*** Block opens ***

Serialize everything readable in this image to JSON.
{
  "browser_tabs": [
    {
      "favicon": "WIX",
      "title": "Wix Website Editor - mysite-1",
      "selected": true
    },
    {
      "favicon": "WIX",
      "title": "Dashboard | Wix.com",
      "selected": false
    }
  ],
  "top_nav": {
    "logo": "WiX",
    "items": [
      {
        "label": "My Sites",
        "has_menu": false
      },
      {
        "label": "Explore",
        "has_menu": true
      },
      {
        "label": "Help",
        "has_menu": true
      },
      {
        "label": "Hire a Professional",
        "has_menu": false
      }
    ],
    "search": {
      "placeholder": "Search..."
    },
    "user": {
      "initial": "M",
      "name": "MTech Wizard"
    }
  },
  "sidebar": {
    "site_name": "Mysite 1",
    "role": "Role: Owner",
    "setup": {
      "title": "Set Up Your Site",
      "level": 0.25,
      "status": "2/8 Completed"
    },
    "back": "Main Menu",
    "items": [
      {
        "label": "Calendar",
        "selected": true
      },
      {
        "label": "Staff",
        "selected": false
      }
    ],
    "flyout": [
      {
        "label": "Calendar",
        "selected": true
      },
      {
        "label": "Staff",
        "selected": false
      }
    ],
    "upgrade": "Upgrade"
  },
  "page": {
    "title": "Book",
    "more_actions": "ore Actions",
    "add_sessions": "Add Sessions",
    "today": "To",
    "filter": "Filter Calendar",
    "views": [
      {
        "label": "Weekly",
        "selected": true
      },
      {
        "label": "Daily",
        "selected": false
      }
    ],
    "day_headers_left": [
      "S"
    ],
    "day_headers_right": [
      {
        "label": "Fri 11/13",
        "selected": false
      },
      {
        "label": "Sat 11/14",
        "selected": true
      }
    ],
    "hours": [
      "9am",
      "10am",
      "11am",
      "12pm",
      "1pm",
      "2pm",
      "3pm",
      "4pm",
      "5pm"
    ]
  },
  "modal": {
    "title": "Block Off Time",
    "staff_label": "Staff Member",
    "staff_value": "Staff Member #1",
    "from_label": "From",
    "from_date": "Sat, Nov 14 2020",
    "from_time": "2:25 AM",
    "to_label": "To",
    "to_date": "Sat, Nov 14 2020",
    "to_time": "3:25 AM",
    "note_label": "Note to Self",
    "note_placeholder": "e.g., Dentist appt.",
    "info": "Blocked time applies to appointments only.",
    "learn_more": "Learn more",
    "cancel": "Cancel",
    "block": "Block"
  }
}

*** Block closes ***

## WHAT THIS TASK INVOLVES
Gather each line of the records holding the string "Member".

## TASK RESPONSE
    "staff_label": "Staff Member",
    "staff_value": "Staff Member #1",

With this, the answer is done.